■ **INFORMATION**

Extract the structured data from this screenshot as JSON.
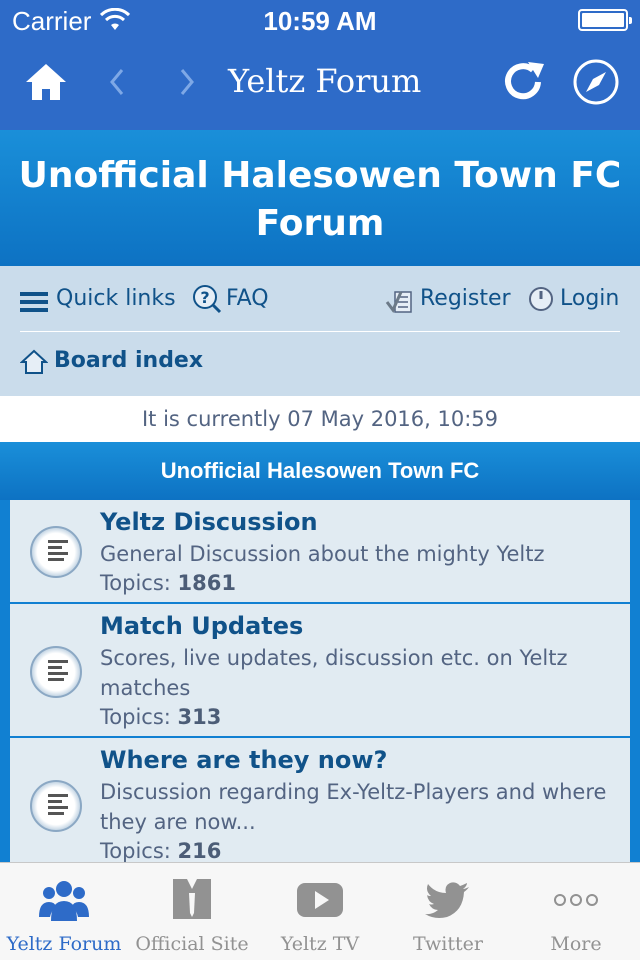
{
  "status_bar": {
    "carrier": "Carrier",
    "time": "10:59 AM"
  },
  "navbar": {
    "title": "Yeltz Forum"
  },
  "forum": {
    "title": "Unofficial Halesowen Town FC Forum",
    "links": {
      "quick_links": "Quick links",
      "faq": "FAQ",
      "register": "Register",
      "login": "Login",
      "board_index": "Board index"
    },
    "current_time": "It is currently 07 May 2016, 10:59",
    "category": "Unofficial Halesowen Town FC",
    "forums": [
      {
        "name": "Yeltz Discussion",
        "description": "General Discussion about the mighty Yeltz",
        "topics_label": "Topics:",
        "topics": "1861"
      },
      {
        "name": "Match Updates",
        "description": "Scores, live updates, discussion etc. on Yeltz matches",
        "topics_label": "Topics:",
        "topics": "313"
      },
      {
        "name": "Where are they now?",
        "description": "Discussion regarding Ex-Yeltz-Players and where they are now...",
        "topics_label": "Topics:",
        "topics": "216"
      }
    ]
  },
  "tabbar": {
    "items": [
      {
        "label": "Yeltz Forum",
        "icon": "group-icon",
        "active": true
      },
      {
        "label": "Official Site",
        "icon": "shirt-icon",
        "active": false
      },
      {
        "label": "Yeltz TV",
        "icon": "play-icon",
        "active": false
      },
      {
        "label": "Twitter",
        "icon": "twitter-bird-icon",
        "active": false
      },
      {
        "label": "More",
        "icon": "more-dots-icon",
        "active": false
      }
    ]
  },
  "colors": {
    "nav": "#2e6bc8",
    "header": "#0d72c3",
    "link": "#105289",
    "text": "#536482",
    "row": "#e1ebf2"
  }
}
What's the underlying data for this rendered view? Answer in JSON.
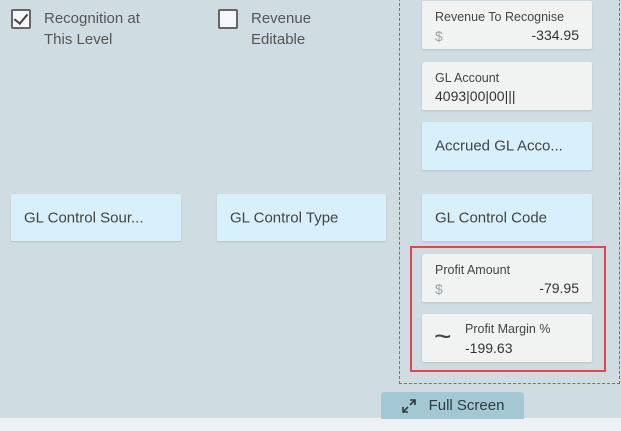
{
  "checkboxes": {
    "recognition": {
      "label": "Recognition at\nThis Level",
      "checked": true
    },
    "revenue_editable": {
      "label": "Revenue\nEditable",
      "checked": false
    }
  },
  "fields": {
    "revenue_to_recognise": {
      "label": "Revenue To Recognise",
      "currency": "$",
      "value": "-334.95"
    },
    "gl_account": {
      "label": "GL Account",
      "value": "4093|00|00|||"
    },
    "accrued_gl_account": {
      "label": "Accrued GL Acco..."
    },
    "gl_control_source": {
      "label": "GL Control Sour..."
    },
    "gl_control_type": {
      "label": "GL Control Type"
    },
    "gl_control_code": {
      "label": "GL Control Code"
    },
    "profit_amount": {
      "label": "Profit Amount",
      "currency": "$",
      "value": "-79.95"
    },
    "profit_margin": {
      "label": "Profit Margin %",
      "value": "-199.63",
      "icon": "approx-icon"
    }
  },
  "footer": {
    "full_screen_label": "Full Screen",
    "icon": "expand-icon"
  },
  "colors": {
    "background": "#cfdde3",
    "field_blue": "#d8f0fb",
    "field_grey": "#f1f2f2",
    "highlight_red": "#e04848",
    "button": "#a4c8d3"
  }
}
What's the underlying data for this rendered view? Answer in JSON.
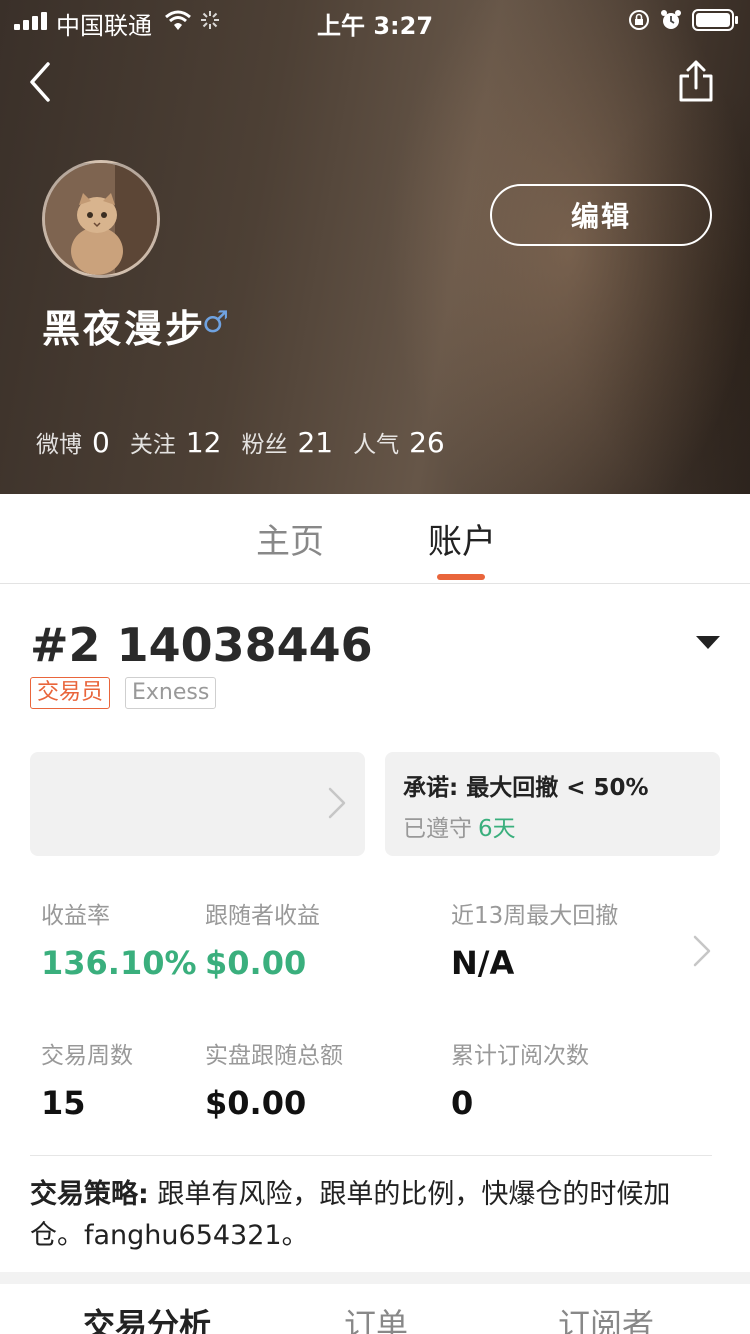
{
  "status_bar": {
    "carrier": "中国联通",
    "time": "上午 3:27"
  },
  "profile": {
    "username": "黑夜漫步",
    "gender_symbol": "♂",
    "edit_label": "编辑",
    "stats": [
      {
        "label": "微博",
        "value": "0"
      },
      {
        "label": "关注",
        "value": "12"
      },
      {
        "label": "粉丝",
        "value": "21"
      },
      {
        "label": "人气",
        "value": "26"
      }
    ]
  },
  "tabs": {
    "home": "主页",
    "account": "账户",
    "active": "account"
  },
  "account": {
    "title": "#2 14038446",
    "badges": [
      "交易员",
      "Exness"
    ]
  },
  "promise_card": {
    "promise": "承诺: 最大回撤 < 50%",
    "kept_label": "已遵守",
    "kept_days": "6天"
  },
  "metrics": [
    {
      "label": "收益率",
      "value": "136.10%"
    },
    {
      "label": "跟随者收益",
      "value": "$0.00"
    },
    {
      "label": "近13周最大回撤",
      "value": "N/A"
    },
    {
      "label": "交易周数",
      "value": "15"
    },
    {
      "label": "实盘跟随总额",
      "value": "$0.00"
    },
    {
      "label": "累计订阅次数",
      "value": "0"
    }
  ],
  "strategy": {
    "label": "交易策略:",
    "text": " 跟单有风险，跟单的比例，快爆仓的时候加仓。fanghu654321。"
  },
  "bottom_tabs": [
    "交易分析",
    "订单",
    "订阅者"
  ],
  "colors": {
    "accent_orange": "#e9653b",
    "positive_green": "#3aaf7d",
    "gender_blue": "#6fa2e0"
  },
  "icons": {
    "back": "back-arrow-icon",
    "share": "share-icon",
    "dropdown": "caret-down-icon",
    "chevron": "chevron-right-icon"
  }
}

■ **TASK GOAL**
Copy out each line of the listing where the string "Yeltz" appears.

■ **EXPECTED OUTPUT**
    "title": "Yeltz Forum"
        "name": "Yeltz Discussion",
        "description": "General Discussion about the mighty Yeltz",
        "description": "Scores, live updates, discussion etc. on Yeltz matches",
        "description": "Discussion regarding Ex-Yeltz-Players and where they are now...",
        "label": "Yeltz Forum",
        "label": "Yeltz TV",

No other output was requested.